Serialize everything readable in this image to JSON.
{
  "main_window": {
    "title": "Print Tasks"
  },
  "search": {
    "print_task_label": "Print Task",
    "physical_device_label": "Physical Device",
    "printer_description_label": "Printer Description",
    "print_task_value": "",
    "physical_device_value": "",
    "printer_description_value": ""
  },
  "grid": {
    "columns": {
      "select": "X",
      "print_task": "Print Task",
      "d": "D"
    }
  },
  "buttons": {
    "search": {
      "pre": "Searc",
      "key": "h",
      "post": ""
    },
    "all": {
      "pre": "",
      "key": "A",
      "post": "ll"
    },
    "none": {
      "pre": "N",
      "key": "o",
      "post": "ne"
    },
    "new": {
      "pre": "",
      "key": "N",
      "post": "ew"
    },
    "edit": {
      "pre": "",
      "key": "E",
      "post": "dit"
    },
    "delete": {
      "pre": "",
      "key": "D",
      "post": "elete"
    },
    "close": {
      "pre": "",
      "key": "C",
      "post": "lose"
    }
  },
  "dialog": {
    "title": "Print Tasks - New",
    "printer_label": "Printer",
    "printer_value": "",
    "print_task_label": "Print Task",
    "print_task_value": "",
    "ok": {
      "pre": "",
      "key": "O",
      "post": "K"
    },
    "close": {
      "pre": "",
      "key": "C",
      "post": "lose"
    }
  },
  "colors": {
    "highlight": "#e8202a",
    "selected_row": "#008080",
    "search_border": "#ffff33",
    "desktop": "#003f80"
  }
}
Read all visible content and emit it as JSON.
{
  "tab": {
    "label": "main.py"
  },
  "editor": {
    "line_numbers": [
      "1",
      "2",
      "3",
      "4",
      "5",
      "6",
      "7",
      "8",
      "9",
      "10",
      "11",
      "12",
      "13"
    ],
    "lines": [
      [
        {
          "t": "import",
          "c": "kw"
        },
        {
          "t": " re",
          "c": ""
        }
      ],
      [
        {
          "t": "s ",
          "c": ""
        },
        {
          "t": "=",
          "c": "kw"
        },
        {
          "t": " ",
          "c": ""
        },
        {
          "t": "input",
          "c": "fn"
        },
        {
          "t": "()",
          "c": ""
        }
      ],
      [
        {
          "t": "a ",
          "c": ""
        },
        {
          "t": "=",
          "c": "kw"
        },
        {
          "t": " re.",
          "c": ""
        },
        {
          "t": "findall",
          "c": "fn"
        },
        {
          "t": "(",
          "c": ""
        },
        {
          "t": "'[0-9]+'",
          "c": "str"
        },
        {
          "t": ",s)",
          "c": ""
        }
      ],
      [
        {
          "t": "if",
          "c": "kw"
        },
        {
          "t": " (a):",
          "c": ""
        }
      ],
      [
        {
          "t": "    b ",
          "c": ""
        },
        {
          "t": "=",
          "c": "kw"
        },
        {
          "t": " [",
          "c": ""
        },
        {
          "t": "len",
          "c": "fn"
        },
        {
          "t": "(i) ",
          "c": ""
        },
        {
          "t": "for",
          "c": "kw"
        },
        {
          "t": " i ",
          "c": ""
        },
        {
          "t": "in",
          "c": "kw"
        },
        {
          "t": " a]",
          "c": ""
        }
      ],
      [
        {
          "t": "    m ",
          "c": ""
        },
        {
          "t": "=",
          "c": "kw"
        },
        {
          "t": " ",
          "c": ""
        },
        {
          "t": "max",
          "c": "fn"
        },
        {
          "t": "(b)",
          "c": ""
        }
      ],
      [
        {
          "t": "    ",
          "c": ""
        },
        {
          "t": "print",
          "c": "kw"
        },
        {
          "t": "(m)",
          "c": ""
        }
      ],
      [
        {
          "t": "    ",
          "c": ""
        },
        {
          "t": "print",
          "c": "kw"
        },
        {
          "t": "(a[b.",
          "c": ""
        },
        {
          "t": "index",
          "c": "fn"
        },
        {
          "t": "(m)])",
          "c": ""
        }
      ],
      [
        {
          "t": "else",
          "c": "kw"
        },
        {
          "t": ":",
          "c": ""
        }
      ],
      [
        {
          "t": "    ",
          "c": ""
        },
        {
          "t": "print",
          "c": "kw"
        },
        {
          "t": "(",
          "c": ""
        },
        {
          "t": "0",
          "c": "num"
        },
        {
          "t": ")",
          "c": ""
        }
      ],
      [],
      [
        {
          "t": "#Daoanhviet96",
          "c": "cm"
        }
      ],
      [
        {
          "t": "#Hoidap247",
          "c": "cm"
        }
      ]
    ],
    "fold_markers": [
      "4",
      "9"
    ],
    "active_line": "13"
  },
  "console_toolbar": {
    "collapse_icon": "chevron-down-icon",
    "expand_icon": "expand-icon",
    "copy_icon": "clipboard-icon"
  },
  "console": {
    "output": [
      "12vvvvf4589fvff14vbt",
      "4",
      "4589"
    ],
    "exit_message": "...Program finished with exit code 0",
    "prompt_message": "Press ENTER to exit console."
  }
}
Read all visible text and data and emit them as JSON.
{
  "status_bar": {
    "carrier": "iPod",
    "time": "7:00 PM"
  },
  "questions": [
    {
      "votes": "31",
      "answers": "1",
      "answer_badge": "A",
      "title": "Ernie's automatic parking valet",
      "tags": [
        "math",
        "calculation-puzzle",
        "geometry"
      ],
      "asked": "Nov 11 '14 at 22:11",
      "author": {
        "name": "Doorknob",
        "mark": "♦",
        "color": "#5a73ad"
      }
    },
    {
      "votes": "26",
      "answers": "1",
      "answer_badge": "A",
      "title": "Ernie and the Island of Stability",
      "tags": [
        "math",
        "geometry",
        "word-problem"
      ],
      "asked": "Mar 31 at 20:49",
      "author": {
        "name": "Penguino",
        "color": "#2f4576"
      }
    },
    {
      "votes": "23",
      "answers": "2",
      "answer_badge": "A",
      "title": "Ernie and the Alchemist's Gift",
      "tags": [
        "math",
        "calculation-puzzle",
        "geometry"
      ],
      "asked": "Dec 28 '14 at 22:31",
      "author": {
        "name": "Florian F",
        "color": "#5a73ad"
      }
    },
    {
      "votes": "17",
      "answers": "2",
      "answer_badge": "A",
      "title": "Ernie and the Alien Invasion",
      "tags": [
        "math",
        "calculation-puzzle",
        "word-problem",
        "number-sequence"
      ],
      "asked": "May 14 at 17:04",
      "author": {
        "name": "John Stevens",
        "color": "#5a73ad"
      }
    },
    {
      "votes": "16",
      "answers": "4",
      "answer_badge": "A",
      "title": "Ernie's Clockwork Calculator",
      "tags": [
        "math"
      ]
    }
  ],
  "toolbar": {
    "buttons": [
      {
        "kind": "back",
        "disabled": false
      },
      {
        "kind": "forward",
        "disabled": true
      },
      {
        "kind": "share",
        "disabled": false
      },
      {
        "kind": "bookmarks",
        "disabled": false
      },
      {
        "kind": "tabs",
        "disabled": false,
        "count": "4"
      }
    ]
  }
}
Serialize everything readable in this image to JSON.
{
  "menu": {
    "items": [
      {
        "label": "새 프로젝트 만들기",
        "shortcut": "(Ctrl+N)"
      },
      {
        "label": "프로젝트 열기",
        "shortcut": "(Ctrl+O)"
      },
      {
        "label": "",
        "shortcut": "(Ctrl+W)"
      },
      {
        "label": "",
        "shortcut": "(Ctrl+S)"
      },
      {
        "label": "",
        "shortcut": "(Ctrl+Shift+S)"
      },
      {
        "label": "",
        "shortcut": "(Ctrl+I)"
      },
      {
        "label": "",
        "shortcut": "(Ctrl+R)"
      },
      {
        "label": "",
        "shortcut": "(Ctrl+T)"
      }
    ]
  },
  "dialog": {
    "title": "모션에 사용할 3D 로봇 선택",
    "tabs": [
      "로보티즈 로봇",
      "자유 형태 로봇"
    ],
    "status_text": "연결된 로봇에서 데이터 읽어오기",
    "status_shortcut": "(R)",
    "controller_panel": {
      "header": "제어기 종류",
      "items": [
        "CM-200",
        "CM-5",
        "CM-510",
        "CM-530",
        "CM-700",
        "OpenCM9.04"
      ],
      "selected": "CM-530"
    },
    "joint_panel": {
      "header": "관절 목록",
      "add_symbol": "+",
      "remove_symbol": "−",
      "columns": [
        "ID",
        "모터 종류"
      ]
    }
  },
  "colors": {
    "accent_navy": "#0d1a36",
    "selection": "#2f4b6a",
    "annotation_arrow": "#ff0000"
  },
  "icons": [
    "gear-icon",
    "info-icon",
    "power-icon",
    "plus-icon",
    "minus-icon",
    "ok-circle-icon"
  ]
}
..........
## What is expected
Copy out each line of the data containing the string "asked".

## Written response
      "asked": "Nov 11 '14 at 22:11",
      "asked": "Mar 31 at 20:49",
      "asked": "Dec 28 '14 at 22:31",
      "asked": "May 14 at 17:04",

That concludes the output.